Work task - In this exercise, the data must be written out exactly.

Data provided -
▼▼▼

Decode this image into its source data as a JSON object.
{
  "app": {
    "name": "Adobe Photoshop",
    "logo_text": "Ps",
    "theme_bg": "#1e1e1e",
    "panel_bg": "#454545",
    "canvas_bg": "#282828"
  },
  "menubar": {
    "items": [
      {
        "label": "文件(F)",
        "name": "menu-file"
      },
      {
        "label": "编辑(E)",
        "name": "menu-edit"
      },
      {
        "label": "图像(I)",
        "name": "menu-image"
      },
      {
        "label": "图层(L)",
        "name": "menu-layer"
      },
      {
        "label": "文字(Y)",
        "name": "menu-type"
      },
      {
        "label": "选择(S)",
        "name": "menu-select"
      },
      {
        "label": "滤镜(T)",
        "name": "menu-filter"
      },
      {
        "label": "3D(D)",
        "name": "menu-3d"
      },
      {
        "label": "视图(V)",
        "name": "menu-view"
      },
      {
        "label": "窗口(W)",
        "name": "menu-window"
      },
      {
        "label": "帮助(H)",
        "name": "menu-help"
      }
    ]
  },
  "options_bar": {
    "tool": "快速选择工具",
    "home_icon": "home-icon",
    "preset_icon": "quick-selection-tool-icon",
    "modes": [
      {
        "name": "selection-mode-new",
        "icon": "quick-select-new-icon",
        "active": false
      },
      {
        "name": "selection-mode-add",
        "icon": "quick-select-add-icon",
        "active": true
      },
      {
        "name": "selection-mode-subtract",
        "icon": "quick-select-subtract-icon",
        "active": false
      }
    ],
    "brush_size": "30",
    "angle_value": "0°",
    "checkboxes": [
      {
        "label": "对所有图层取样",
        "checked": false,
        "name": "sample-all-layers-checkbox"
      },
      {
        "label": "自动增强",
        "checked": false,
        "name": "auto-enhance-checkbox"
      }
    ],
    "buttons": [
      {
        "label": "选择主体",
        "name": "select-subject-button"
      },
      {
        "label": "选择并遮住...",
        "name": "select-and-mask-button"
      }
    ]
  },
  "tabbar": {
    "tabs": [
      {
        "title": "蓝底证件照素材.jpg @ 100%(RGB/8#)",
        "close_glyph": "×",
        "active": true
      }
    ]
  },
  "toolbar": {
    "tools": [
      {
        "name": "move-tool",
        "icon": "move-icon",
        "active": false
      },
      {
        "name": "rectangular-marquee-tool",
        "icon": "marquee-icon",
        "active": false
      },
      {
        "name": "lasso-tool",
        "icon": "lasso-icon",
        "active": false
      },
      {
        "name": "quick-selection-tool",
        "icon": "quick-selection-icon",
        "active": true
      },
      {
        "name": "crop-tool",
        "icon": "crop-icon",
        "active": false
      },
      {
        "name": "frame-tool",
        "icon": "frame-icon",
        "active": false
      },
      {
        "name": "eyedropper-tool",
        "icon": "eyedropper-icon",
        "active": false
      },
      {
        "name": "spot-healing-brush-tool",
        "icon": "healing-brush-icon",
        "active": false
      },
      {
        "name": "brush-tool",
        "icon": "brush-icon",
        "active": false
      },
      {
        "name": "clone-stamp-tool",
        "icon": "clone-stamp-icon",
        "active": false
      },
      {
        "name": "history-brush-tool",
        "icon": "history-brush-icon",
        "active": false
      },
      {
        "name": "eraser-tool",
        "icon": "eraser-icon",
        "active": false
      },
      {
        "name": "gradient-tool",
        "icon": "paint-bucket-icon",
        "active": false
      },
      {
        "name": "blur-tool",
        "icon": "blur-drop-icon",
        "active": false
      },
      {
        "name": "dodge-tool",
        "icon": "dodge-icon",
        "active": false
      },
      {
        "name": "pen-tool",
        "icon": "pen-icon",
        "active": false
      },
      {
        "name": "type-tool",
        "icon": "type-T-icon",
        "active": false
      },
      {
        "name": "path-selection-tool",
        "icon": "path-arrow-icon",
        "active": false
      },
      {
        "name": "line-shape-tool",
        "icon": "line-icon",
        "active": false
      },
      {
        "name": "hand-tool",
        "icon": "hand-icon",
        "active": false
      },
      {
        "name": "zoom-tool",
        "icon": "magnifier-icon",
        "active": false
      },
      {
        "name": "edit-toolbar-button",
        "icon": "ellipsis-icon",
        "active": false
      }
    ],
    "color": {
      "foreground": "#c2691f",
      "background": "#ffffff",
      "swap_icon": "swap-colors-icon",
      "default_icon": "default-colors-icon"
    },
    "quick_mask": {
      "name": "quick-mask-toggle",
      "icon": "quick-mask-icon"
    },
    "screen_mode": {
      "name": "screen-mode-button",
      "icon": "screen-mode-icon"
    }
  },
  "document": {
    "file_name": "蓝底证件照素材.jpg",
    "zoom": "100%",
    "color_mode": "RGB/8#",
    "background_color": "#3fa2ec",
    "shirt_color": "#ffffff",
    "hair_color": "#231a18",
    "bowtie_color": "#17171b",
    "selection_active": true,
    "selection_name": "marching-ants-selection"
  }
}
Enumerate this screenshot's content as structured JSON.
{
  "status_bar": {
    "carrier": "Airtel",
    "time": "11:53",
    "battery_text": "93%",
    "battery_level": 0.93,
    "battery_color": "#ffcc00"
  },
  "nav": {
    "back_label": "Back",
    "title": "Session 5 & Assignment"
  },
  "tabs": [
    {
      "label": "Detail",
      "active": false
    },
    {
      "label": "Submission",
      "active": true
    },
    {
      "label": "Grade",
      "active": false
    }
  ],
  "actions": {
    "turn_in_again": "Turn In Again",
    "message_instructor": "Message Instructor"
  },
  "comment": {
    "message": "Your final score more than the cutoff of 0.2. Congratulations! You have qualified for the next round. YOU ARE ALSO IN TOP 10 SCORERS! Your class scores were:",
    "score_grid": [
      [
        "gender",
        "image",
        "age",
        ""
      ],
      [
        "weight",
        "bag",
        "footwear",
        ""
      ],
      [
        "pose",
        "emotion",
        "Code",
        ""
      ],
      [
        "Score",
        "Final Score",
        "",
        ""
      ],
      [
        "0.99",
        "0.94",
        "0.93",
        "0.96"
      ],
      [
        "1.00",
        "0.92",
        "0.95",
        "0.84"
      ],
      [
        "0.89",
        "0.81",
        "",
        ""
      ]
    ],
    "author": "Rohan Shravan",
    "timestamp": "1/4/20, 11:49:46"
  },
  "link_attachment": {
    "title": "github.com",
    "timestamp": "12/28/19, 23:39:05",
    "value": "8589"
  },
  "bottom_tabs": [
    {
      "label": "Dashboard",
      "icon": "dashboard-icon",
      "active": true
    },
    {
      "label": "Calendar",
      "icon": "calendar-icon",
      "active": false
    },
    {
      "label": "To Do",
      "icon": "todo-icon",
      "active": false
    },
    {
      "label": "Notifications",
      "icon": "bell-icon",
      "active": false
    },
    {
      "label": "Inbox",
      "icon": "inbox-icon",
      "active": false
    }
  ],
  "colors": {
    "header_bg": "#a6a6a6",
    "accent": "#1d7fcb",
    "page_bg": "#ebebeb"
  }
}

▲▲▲

Output of the exercise -
Decode this image into its source data as a JSON object.
{
  "app": {
    "name": "Adobe Photoshop",
    "logo_text": "Ps",
    "theme_bg": "#1e1e1e",
    "panel_bg": "#454545",
    "canvas_bg": "#282828"
  },
  "menubar": {
    "items": [
      {
        "label": "文件(F)",
        "name": "menu-file"
      },
      {
        "label": "编辑(E)",
        "name": "menu-edit"
      },
      {
        "label": "图像(I)",
        "name": "menu-image"
      },
      {
        "label": "图层(L)",
        "name": "menu-layer"
      },
      {
        "label": "文字(Y)",
        "name": "menu-type"
      },
      {
        "label": "选择(S)",
        "name": "menu-select"
      },
      {
        "label": "滤镜(T)",
        "name": "menu-filter"
      },
      {
        "label": "3D(D)",
        "name": "menu-3d"
      },
      {
        "label": "视图(V)",
        "name": "menu-view"
      },
      {
        "label": "窗口(W)",
        "name": "menu-window"
      },
      {
        "label": "帮助(H)",
        "name": "menu-help"
      }
    ]
  },
  "options_bar": {
    "tool": "快速选择工具",
    "home_icon": "home-icon",
    "preset_icon": "quick-selection-tool-icon",
    "modes": [
      {
        "name": "selection-mode-new",
        "icon": "quick-select-new-icon",
        "active": false
      },
      {
        "name": "selection-mode-add",
        "icon": "quick-select-add-icon",
        "active": true
      },
      {
        "name": "selection-mode-subtract",
        "icon": "quick-select-subtract-icon",
        "active": false
      }
    ],
    "brush_size": "30",
    "angle_value": "0°",
    "checkboxes": [
      {
        "label": "对所有图层取样",
        "checked": false,
        "name": "sample-all-layers-checkbox"
      },
      {
        "label": "自动增强",
        "checked": false,
        "name": "auto-enhance-checkbox"
      }
    ],
    "buttons": [
      {
        "label": "选择主体",
        "name": "select-subject-button"
      },
      {
        "label": "选择并遮住...",
        "name": "select-and-mask-button"
      }
    ]
  },
  "tabbar": {
    "tabs": [
      {
        "title": "蓝底证件照素材.jpg @ 100%(RGB/8#)",
        "close_glyph": "×",
        "active": true
      }
    ]
  },
  "toolbar": {
    "tools": [
      {
        "name": "move-tool",
        "icon": "move-icon",
        "active": false
      },
      {
        "name": "rectangular-marquee-tool",
        "icon": "marquee-icon",
        "active": false
      },
      {
        "name": "lasso-tool",
        "icon": "lasso-icon",
        "active": false
      },
      {
        "name": "quick-selection-tool",
        "icon": "quick-selection-icon",
        "active": true
      },
      {
        "name": "crop-tool",
        "icon": "crop-icon",
        "active": false
      },
      {
        "name": "frame-tool",
        "icon": "frame-icon",
        "active": false
      },
      {
        "name": "eyedropper-tool",
        "icon": "eyedropper-icon",
        "active": false
      },
      {
        "name": "spot-healing-brush-tool",
        "icon": "healing-brush-icon",
        "active": false
      },
      {
        "name": "brush-tool",
        "icon": "brush-icon",
        "active": false
      },
      {
        "name": "clone-stamp-tool",
        "icon": "clone-stamp-icon",
        "active": false
      },
      {
        "name": "history-brush-tool",
        "icon": "history-brush-icon",
        "active": false
      },
      {
        "name": "eraser-tool",
        "icon": "eraser-icon",
        "active": false
      },
      {
        "name": "gradient-tool",
        "icon": "paint-bucket-icon",
        "active": false
      },
      {
        "name": "blur-tool",
        "icon": "blur-drop-icon",
        "active": false
      },
      {
        "name": "dodge-tool",
        "icon": "dodge-icon",
        "active": false
      },
      {
        "name": "pen-tool",
        "icon": "pen-icon",
        "active": false
      },
      {
        "name": "type-tool",
        "icon": "type-T-icon",
        "active": false
      },
      {
        "name": "path-selection-tool",
        "icon": "path-arrow-icon",
        "active": false
      },
      {
        "name": "line-shape-tool",
        "icon": "line-icon",
        "active": false
      },
      {
        "name": "hand-tool",
        "icon": "hand-icon",
        "active": false
      },
      {
        "name": "zoom-tool",
        "icon": "magnifier-icon",
        "active": false
      },
      {
        "name": "edit-toolbar-button",
        "icon": "ellipsis-icon",
        "active": false
      }
    ],
    "color": {
      "foreground": "#c2691f",
      "background": "#ffffff",
      "swap_icon": "swap-colors-icon",
      "default_icon": "default-colors-icon"
    },
    "quick_mask": {
      "name": "quick-mask-toggle",
      "icon": "quick-mask-icon"
    },
    "screen_mode": {
      "name": "screen-mode-button",
      "icon": "screen-mode-icon"
    }
  },
  "document": {
    "file_name": "蓝底证件照素材.jpg",
    "zoom": "100%",
    "color_mode": "RGB/8#",
    "background_color": "#3fa2ec",
    "shirt_color": "#ffffff",
    "hair_color": "#231a18",
    "bowtie_color": "#17171b",
    "selection_active": true,
    "selection_name": "marching-ants-selection"
  }
}
Enumerate this screenshot's content as structured JSON.
{
  "status_bar": {
    "carrier": "Airtel",
    "time": "11:53",
    "battery_text": "93%",
    "battery_level": 0.93,
    "battery_color": "#ffcc00"
  },
  "nav": {
    "back_label": "Back",
    "title": "Session 5 & Assignment"
  },
  "tabs": [
    {
      "label": "Detail",
      "active": false
    },
    {
      "label": "Submission",
      "active": true
    },
    {
      "label": "Grade",
      "active": false
    }
  ],
  "actions": {
    "turn_in_again": "Turn In Again",
    "message_instructor": "Message Instructor"
  },
  "comment": {
    "message": "Your final score more than the cutoff of 0.2. Congratulations! You have qualified for the next round. YOU ARE ALSO IN TOP 10 SCORERS! Your class scores were:",
    "score_grid": [
      [
        "gender",
        "image",
        "age",
        ""
      ],
      [
        "weight",
        "bag",
        "footwear",
        ""
      ],
      [
        "pose",
        "emotion",
        "Code",
        ""
      ],
      [
        "Score",
        "Final Score",
        "",
        ""
      ],
      [
        "0.99",
        "0.94",
        "0.93",
        "0.96"
      ],
      [
        "1.00",
        "0.92",
        "0.95",
        "0.84"
      ],
      [
        "0.89",
        "0.81",
        "",
        ""
      ]
    ],
    "author": "Rohan Shravan",
    "timestamp": "1/4/20, 11:49:46"
  },
  "link_attachment": {
    "title": "github.com",
    "timestamp": "12/28/19, 23:39:05",
    "value": "8589"
  },
  "bottom_tabs": [
    {
      "label": "Dashboard",
      "icon": "dashboard-icon",
      "active": true
    },
    {
      "label": "Calendar",
      "icon": "calendar-icon",
      "active": false
    },
    {
      "label": "To Do",
      "icon": "todo-icon",
      "active": false
    },
    {
      "label": "Notifications",
      "icon": "bell-icon",
      "active": false
    },
    {
      "label": "Inbox",
      "icon": "inbox-icon",
      "active": false
    }
  ],
  "colors": {
    "header_bg": "#a6a6a6",
    "accent": "#1d7fcb",
    "page_bg": "#ebebeb"
  }
}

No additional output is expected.